How Does the Lottery Work?

Lottery is a game of chance in which you bet on numbers and try to win a prize, usually cash. It is a form of gambling that is regulated by state or provincial laws and often offers large jackpots to attract players. It is also common for lottery profits to be donated to charitable causes.

The lottery is a popular way to raise money for public works and private projects, particularly when government budgets are tight. While some critics of the lottery argue that it promotes a distorted perception of financial reality and is addictive, others point out that the proceeds can be used for good purposes, such as building roads or schools. Regardless of whether you agree with the criticisms of the lottery, it is important to understand how the game works.

A lottery involves purchasing a ticket that contains a selection of numbers, from one to 59. Sometimes you can choose these numbers yourself, while other times the computer picks them for you. You can purchase the ticket at a physical premises or online. The winnings are determined by the proportion of the chosen numbers that match the drawn ones.

In the earliest European lotteries, tickets were distributed during dinner parties as an amusement.
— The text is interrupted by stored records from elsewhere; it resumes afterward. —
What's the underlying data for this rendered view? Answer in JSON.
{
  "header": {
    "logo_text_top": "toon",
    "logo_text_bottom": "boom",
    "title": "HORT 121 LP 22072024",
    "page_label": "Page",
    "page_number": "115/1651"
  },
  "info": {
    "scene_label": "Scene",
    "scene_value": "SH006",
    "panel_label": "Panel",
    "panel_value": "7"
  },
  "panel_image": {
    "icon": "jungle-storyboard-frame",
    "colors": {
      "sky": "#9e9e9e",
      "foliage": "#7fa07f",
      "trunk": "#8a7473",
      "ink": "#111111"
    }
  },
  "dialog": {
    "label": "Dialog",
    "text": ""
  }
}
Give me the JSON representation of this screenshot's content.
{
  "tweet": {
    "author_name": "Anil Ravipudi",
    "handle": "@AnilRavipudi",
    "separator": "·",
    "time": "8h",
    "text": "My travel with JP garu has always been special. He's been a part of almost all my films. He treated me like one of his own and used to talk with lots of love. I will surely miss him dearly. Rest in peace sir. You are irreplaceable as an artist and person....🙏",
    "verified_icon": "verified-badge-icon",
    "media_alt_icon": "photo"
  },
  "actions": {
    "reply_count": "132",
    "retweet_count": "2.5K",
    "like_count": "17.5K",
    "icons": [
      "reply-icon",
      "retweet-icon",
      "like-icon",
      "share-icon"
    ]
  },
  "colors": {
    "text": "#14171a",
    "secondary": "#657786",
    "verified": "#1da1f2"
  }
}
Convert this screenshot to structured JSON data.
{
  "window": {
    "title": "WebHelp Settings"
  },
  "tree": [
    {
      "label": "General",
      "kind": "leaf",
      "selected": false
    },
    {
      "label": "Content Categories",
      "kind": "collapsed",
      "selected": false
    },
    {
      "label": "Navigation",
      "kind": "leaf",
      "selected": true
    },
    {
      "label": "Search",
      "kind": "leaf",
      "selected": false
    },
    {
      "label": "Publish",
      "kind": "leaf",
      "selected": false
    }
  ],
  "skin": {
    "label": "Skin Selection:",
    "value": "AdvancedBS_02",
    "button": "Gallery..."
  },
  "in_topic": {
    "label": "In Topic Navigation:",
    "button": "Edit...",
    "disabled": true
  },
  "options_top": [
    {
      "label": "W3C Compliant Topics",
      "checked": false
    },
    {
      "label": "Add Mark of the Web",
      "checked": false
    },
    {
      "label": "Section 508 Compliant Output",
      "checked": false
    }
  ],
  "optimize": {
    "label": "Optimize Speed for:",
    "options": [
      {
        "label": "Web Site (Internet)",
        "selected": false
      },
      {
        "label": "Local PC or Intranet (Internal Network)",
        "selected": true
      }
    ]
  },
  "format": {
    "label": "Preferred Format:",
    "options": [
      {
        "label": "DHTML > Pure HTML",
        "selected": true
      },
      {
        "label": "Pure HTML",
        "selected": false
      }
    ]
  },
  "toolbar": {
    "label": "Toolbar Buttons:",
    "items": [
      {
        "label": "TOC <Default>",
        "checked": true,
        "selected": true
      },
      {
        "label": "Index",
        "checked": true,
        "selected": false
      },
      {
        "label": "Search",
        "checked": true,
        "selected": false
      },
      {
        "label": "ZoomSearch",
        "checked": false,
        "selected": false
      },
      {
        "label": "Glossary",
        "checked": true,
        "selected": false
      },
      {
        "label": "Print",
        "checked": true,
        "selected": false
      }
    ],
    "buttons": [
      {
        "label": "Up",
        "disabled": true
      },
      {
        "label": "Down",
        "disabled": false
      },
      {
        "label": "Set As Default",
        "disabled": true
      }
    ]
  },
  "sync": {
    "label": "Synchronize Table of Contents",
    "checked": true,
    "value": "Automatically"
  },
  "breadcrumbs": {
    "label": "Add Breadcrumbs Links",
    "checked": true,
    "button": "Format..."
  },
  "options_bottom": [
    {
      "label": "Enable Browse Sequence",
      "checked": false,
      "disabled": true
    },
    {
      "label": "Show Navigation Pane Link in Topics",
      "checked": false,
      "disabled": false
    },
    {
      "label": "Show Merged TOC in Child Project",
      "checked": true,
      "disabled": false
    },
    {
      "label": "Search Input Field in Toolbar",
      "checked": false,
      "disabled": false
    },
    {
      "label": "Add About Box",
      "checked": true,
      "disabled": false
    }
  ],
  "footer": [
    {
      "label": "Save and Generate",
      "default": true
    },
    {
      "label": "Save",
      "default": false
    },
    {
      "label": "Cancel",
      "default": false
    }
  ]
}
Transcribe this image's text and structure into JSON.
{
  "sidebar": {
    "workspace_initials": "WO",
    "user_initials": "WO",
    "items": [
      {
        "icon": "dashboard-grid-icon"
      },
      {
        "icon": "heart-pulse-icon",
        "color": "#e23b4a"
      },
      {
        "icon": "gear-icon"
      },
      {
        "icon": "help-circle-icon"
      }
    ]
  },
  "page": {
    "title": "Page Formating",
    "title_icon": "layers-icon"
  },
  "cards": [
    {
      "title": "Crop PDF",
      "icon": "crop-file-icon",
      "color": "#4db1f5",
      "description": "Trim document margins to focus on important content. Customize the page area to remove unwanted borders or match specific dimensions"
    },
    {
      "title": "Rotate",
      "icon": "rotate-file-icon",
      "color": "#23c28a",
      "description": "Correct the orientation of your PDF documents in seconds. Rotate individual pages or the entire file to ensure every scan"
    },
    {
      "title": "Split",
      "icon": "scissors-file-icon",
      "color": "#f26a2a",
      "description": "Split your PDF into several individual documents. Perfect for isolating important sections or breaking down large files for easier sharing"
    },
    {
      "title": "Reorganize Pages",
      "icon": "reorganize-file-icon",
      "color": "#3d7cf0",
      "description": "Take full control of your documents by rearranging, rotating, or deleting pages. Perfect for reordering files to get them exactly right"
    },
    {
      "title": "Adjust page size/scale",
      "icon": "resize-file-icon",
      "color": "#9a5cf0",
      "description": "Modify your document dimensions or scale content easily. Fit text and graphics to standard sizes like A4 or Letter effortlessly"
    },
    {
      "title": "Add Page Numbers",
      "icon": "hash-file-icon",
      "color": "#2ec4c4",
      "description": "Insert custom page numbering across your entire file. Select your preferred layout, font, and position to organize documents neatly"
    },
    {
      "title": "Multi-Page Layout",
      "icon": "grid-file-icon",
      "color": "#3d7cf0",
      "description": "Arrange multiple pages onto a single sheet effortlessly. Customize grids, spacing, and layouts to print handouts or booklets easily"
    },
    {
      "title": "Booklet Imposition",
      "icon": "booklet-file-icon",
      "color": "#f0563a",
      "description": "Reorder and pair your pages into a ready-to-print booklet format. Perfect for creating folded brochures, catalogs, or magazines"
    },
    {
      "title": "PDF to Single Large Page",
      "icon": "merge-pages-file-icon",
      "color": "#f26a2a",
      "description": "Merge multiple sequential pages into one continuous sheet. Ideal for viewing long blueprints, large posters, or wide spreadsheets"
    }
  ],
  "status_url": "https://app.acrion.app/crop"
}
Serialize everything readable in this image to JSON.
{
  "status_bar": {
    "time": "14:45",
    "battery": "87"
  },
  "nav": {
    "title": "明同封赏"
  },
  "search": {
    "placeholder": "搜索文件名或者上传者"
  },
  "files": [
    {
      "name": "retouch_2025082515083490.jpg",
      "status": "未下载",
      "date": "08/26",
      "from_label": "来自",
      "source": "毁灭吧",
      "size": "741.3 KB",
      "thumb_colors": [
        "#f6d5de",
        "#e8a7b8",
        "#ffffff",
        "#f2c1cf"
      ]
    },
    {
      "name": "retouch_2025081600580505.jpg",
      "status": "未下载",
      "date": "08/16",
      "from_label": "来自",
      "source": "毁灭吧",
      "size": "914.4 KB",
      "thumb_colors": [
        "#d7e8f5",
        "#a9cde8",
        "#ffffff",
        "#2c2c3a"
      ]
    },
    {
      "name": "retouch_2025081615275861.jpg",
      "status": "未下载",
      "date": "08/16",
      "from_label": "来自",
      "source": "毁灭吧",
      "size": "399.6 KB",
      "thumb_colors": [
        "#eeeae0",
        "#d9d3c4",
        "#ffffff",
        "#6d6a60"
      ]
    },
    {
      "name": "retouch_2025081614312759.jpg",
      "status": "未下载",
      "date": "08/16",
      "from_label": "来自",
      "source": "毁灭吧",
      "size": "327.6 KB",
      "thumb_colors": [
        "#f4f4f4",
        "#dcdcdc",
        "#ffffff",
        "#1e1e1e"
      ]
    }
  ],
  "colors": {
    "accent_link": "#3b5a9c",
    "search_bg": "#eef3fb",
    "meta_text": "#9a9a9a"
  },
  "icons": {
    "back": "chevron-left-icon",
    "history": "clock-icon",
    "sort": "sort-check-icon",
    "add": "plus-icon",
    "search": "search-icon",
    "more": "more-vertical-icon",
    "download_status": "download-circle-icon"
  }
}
Often, prizes were fancy items such as dinnerware. During the Renaissance, however, lotteries began to take on a more serious nature and were held for a variety of purposes. In the Low Countries, for example, towns held public lotteries to raise funds for town fortifications and help the poor. By the late nineteenth century, as Cohen explains, Americans had become obsessed with unimaginable wealth and dreamed of hitting multimillion-dollar jackpots. This obsession coincided with a decline in the financial security of working people, as income disparities widened and social safety nets eroded.

Many people who lose the lottery do so because they use predictable patterns when selecting their numbers. For instance, they may select the same numbers every time, or pick a set of numbers that appear in their birthdays or favourite ages. These types of combinations have a poor success-to-failure ratio, and are unlikely to yield any substantial winnings. To maximize your chances of winning, you should choose a combination with a higher S/F ratio.

The most successful lotteries are those that generate more revenue than they pay out in prizes. They do this by attracting lots of customers and keeping them coming back for more. They also encourage repeat play by lowering the odds of winning the big prize. This strategy is not that different from the strategies employed by tobacco and video-game companies, except it is done under the auspices of government. However, it is worth noting that some states, notably New Hampshire and Vermont, are experimenting with a more socially responsible approach to lottery sales, by offering prizes that are at least partly based on charitable donations. This has the potential to boost morale and reduce social inequalities. But it is too early to say whether this approach will work.